Why Social Innovation?
The overflow of information generated during disasters can paralyze humanitarian response efforts just like lack of information does. Computers, mobile phones, social media, mainstream news, earth-based sensors, humanitarian drones and orbiting satellites generate vast volumes of data during major disasters. Making sense of this flash flood of information, “Big Data”, is proving an impossible challenge for traditional humanitarian organizations. To meet this challenge, QCRI’s Social Innovation Program partners directly with humanitarian organizations around the world to develop the next generation humanitarian technologies they need to make sense of “Big Data." Our humanitarian technologies are also directly applicable to a wide range of other social good initiatives, ranging from wildlife protection and election monitoring to building resilient societies and flying drones for good.
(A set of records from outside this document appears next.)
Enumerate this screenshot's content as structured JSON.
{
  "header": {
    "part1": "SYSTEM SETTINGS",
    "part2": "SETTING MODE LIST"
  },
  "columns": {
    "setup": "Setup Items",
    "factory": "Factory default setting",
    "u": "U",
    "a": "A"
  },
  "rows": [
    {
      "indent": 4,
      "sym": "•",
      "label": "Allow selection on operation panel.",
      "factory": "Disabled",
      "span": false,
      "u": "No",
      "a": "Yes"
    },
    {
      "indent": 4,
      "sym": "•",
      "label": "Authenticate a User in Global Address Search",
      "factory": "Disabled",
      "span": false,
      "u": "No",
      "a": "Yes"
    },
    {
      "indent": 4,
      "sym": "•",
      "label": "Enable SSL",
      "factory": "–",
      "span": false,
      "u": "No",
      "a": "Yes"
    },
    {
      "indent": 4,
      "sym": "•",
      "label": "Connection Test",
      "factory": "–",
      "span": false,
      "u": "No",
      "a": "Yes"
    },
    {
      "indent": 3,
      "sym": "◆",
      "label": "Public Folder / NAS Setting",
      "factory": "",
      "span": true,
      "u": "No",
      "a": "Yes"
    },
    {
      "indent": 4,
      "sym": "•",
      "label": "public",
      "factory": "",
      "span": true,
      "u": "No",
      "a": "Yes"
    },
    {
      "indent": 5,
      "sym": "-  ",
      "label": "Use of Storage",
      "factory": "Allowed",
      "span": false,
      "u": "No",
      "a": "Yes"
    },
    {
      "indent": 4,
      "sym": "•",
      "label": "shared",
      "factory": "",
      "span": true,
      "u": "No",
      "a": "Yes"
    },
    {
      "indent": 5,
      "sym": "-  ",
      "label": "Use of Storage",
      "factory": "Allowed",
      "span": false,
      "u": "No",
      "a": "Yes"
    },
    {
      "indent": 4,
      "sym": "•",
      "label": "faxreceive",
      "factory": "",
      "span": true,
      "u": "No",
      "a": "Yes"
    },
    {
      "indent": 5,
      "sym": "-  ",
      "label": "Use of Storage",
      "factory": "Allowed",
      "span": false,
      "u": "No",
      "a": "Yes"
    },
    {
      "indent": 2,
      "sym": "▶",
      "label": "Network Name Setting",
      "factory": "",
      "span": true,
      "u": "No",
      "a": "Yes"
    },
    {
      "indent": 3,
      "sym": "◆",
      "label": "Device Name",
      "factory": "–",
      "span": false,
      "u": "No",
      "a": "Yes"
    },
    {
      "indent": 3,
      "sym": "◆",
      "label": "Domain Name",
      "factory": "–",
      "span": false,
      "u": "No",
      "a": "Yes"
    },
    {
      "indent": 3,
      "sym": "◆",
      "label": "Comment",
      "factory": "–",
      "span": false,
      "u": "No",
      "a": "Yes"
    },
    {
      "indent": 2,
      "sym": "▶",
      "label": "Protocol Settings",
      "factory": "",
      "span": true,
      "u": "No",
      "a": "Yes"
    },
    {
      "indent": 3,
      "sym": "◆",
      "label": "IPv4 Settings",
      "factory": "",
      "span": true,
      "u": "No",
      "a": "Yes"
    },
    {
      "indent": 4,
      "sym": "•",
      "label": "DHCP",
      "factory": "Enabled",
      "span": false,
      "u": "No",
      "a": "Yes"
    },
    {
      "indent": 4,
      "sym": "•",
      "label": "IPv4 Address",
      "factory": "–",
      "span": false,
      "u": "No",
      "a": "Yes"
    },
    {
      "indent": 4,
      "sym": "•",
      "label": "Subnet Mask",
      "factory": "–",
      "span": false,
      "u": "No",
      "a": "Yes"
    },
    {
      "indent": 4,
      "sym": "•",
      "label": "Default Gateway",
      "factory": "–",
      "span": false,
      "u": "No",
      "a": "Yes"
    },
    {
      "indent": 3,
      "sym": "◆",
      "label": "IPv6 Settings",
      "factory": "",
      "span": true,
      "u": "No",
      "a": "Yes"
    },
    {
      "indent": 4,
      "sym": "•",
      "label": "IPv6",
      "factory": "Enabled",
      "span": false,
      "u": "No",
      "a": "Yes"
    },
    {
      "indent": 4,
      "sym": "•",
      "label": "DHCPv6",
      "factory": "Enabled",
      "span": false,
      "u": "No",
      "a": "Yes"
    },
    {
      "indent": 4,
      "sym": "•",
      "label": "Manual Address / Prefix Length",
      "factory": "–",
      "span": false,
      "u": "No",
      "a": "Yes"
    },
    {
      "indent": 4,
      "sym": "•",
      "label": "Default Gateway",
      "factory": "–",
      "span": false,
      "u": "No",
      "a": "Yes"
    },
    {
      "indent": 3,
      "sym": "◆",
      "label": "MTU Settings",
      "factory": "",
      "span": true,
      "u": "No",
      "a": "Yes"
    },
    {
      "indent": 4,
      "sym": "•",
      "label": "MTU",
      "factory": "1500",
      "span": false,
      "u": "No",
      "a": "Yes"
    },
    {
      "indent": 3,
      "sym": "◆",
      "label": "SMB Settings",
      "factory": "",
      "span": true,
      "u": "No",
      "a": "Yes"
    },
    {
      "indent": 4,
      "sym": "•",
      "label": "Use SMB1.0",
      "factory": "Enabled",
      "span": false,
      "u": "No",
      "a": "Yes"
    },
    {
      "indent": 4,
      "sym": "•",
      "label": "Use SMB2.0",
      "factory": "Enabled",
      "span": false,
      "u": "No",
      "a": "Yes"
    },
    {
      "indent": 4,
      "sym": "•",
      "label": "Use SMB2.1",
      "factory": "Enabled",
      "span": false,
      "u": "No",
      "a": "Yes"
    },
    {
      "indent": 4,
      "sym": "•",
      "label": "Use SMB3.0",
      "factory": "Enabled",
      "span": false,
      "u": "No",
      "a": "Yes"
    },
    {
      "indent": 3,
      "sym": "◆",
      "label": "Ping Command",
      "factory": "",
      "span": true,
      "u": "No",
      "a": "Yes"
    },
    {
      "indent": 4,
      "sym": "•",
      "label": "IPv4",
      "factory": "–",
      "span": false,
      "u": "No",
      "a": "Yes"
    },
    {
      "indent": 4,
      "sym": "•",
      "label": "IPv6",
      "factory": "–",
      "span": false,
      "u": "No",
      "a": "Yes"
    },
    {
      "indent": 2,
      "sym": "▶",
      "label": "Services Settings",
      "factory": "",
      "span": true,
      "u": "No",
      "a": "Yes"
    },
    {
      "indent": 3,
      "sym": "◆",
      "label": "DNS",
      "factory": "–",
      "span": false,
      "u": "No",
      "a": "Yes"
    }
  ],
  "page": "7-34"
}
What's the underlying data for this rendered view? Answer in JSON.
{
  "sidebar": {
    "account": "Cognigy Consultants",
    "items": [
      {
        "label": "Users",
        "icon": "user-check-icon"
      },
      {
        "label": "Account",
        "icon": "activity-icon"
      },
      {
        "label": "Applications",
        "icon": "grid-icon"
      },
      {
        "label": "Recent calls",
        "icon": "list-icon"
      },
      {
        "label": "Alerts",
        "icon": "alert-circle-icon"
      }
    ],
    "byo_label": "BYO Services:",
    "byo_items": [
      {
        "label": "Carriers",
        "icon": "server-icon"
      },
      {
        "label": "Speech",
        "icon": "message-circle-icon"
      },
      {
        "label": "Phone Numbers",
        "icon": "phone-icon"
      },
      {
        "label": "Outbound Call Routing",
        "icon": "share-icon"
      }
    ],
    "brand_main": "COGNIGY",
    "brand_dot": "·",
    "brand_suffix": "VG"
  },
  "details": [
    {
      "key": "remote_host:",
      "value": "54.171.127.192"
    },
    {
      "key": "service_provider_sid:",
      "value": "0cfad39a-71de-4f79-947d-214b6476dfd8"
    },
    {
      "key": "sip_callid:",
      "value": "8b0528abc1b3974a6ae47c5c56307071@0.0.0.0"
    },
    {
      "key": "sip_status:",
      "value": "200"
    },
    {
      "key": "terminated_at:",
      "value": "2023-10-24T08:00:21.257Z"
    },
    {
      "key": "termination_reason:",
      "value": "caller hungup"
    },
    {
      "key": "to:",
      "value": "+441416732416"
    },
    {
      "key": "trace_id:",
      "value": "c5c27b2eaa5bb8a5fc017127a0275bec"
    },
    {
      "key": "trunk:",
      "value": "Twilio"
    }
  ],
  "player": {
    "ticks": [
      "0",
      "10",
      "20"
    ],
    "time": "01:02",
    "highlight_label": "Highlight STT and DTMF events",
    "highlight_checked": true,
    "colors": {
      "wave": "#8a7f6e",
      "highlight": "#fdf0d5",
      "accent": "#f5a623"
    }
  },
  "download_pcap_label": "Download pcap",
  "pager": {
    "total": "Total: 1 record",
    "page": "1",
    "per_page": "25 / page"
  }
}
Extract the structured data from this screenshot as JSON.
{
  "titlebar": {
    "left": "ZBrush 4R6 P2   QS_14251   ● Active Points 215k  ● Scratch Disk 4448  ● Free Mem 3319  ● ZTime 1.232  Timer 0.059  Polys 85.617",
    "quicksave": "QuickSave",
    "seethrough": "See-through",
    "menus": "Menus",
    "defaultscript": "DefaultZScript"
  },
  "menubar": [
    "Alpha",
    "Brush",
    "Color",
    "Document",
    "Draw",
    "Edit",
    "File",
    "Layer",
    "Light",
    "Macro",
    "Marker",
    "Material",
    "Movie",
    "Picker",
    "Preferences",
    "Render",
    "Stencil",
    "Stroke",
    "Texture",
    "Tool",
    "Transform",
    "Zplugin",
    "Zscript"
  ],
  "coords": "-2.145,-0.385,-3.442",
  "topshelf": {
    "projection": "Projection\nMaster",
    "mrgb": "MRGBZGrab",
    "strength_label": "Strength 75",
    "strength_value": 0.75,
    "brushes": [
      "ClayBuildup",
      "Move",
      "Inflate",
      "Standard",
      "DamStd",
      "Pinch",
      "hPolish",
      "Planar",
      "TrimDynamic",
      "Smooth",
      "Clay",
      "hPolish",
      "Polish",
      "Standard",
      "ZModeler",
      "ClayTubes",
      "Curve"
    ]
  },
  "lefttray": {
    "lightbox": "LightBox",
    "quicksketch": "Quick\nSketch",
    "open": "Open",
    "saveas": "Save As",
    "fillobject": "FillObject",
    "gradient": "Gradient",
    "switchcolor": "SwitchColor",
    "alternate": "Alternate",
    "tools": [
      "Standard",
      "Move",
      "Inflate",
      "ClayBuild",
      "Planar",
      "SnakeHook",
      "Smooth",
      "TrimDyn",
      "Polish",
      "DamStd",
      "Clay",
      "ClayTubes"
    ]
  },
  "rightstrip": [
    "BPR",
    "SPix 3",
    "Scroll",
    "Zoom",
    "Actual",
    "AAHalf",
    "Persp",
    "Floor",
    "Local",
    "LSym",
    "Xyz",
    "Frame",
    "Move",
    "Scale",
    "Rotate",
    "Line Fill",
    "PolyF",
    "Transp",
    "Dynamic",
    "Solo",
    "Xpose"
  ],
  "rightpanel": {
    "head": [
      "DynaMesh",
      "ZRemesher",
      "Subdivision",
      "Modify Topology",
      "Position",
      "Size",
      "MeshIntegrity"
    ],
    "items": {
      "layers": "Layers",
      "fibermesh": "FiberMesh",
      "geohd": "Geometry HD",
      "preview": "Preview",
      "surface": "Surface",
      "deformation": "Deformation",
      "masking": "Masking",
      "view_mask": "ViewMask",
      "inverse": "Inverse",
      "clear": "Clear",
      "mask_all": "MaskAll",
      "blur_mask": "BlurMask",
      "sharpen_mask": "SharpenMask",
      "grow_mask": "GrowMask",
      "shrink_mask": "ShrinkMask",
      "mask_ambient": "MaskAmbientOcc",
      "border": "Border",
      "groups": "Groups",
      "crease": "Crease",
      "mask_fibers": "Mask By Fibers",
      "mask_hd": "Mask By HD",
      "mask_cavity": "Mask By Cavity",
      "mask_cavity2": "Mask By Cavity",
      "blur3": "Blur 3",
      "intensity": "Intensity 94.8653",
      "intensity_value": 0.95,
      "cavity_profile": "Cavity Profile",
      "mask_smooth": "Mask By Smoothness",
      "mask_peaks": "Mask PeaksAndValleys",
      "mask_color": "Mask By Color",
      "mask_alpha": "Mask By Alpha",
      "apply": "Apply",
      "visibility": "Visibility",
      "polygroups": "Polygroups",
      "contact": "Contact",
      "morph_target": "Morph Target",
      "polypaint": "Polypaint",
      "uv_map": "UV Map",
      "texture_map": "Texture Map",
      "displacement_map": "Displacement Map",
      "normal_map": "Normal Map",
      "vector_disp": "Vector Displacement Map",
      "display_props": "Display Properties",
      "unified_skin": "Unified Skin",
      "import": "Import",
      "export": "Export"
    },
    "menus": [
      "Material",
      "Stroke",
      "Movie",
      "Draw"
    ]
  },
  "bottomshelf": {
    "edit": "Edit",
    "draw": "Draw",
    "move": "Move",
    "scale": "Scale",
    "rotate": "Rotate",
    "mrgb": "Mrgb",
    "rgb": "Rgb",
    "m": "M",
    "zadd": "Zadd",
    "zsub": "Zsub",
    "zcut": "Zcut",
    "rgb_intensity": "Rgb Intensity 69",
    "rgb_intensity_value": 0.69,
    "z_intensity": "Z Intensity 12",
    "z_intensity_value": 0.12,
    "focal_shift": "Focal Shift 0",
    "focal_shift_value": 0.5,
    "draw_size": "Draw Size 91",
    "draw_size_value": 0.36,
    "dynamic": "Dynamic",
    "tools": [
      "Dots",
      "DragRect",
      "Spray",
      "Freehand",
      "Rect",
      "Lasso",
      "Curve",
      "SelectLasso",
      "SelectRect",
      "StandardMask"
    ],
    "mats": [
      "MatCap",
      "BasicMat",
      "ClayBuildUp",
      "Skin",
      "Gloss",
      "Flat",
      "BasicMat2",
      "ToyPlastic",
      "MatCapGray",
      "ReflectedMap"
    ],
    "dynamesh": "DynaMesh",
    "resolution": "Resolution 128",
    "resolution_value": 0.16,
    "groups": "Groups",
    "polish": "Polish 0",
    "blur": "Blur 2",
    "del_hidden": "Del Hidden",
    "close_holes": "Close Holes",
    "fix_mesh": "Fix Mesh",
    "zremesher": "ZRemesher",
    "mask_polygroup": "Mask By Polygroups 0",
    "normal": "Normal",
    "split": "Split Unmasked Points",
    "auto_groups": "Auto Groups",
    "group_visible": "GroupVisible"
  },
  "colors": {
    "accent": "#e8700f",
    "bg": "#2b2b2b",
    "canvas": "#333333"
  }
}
A list of our ongoing projects is available here. The video below also introduces some of our flagship technologies, which have also been featured in Science, New Scientist, Nature, Wired, Mashable, Tech Crunch, New York Times, Washington Post, Wall Street Journal, Bloomberg News, CNN, BBC, Forbes Magazine, Times Magazine, Reuters, UK Guardian, Al Jazeera and elsewhere.
Our Social Innovation Strategy
1) Social Good Doha: Applying social innovation locally for meaningful social impact
2) Humanitarian: Enabling humanitarian organizations to improve their relief efforts
3) Development: Supporting poverty-reduction strategies of development organizations
4) Resilience: Providing cities with the means to monitor city resilience in real-timeAs an institute for advanced computing research, development and prototyping, our comparative advantage lies in Data Science, Big Data Analytics, Social Computing, Machine Learning, Computational Social Science, Machine Translation and Language Technologies. We thus approach social challenges through the lens of Human Computing (crowdsourcing, microtasking, etc) and Machine Computing (natural language processing, machine learning, etc). The purpose of our Social Innovation Program is to apply our world-class expertise to address and positively impact major challenges around the world.
We do this through extensive series of direct consultations with humanitarian, development and environmental organizations during which we jointly identify the most pressing challenges they are facing. This process is critical and takes time; it is not rushed. A careful approach to identifying, scoping and defining the applied research agenda is imperative. The process is one of co-creation. With the agenda jointly defined, QCRI forms a dedicated Solution Team for the given research questions, selecting advanced computing experts from across our research groups including Big Data Analytics, Social Computing and Language technologies.
The Solution Team carries out the applied research & development (R&D) and prototyping through a series of well-defined phases. The first phase of our social innovation process seeks to answer the research questions jointly formulated with our partners. The findings from this phase serve as proof of concept and thus inform the second phase of our work--namely the development of a prototype. The third phase entails the piloting and co-deployment of this prototype with our partners. The results are then used to develop more robust and targeted platforms; this completes phase four. The fifth and final phase involves the spin-off and scaling of the platform through strategic partnerships. All prototypes and platforms developed for Social Innovation purposes are free and open source.
To learn more about our projects, click here.
In the Media
Map apps may have changed our world, but they still haven’t mapped all of it yet. Specifically, mapping roads can be difficult and tedious: even after taking aerial images, companies still have to ...
Each year, Qatar Computing Research Institute organizes a summer internship program for undergraduate students studying computer science, computer engineering and other disciplines. The internship is unpaid, and QCRI does not provide any visa support.
Artificial Intelligence for Oncology: Learning to Cure Cancer from Images and Text A talk by Professor Regina Barzilay, MIT CSAIL Winner of 2017 MacArthur ‘genius grant’ At Education City Student ...
Urban computing experts from Europe, the US and Qatar are to discuss state-of-the-art advances in artificial intelligence for transportation with local stakeholders.
Two-day crash course to provide hands-on introduction to machine learning for industry practitioners, developers, graduate students and undergraduates.
QCRI scientists travel to MIT-CSAIL campus in Boston to update research projects.